NCIS star Pauley Perrette also suffered a stroke, raising warnings about womens risk.
TULSA, Okla. An Oklahoma news anchor and a TV actress are raising awareness about womens stroke risk at any age by sharing their own experiences.
Im sorry, Chin said, interrupting the broadcast to throw it to the stations meteorologist. Something is going on with me this morning and I apologize to everybody.
Chin later , writing that her doctors believe she suffered the beginnings of a stroke while on the air.
The episode seemed to have come out of nowhere. I felt great before our show. However, over the course of several minutes during our newscast, things started to happen, she wrote. First, I lost partial vision in one eye. A little bit later my hand and arm went numb. Then, I knew I was in big trouble when my mouth would not speak the words that were right in front of me on the teleprompter. If you were watching Saturday morning, you know how desperately I tried to steer the show forward, but the words just wouldnt come.
Chin wrote that her coworkers called 911, and she was hospitalized for several days while undergoing multiple medical tests.
NCIS star Pauley Perrette also revealed recently that she nearly died from a massive stroke a year ago at the age of 52.

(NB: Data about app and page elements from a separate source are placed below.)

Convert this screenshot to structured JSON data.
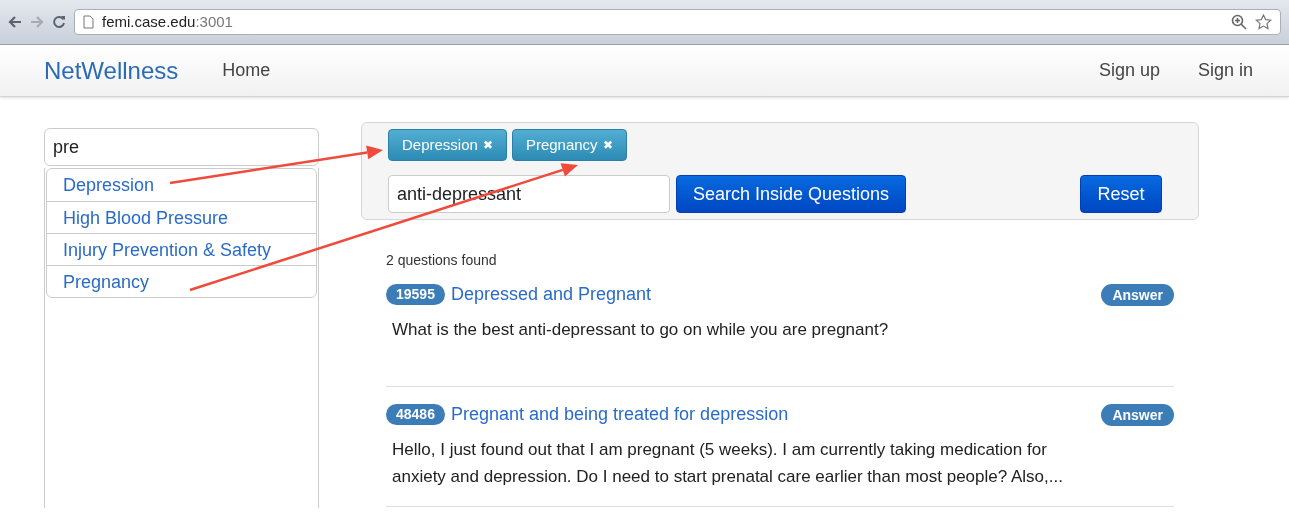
{
  "browser": {
    "address": {
      "host": "femi.case.edu",
      "port": ":3001"
    }
  },
  "navbar": {
    "brand": "NetWellness",
    "links": [
      "Home"
    ],
    "right_links": [
      "Sign up",
      "Sign in"
    ]
  },
  "topic_search": {
    "value": "pre",
    "suggestions": [
      "Depression",
      "High Blood Pressure",
      "Injury Prevention & Safety",
      "Pregnancy"
    ]
  },
  "filters": {
    "tags": [
      "Depression",
      "Pregnancy"
    ],
    "remove_glyph": "✖",
    "query": "anti-depressant",
    "search_button": "Search Inside Questions",
    "reset_button": "Reset"
  },
  "results": {
    "count": "2 questions found",
    "items": [
      {
        "id": "19595",
        "title": "Depressed and Pregnant",
        "badge": "Answer",
        "text": "What is the best anti-depressant to go on while you are pregnant?"
      },
      {
        "id": "48486",
        "title": "Pregnant and being treated for depression",
        "badge": "Answer",
        "text": "Hello, I just found out that I am pregnant (5 weeks). I am currently taking medication for anxiety and depression. Do I need to start prenatal care earlier than most people? Also,..."
      }
    ]
  }
}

Perrette, now 53, took to Twitter on Sept. 2 to share an update on her recovery.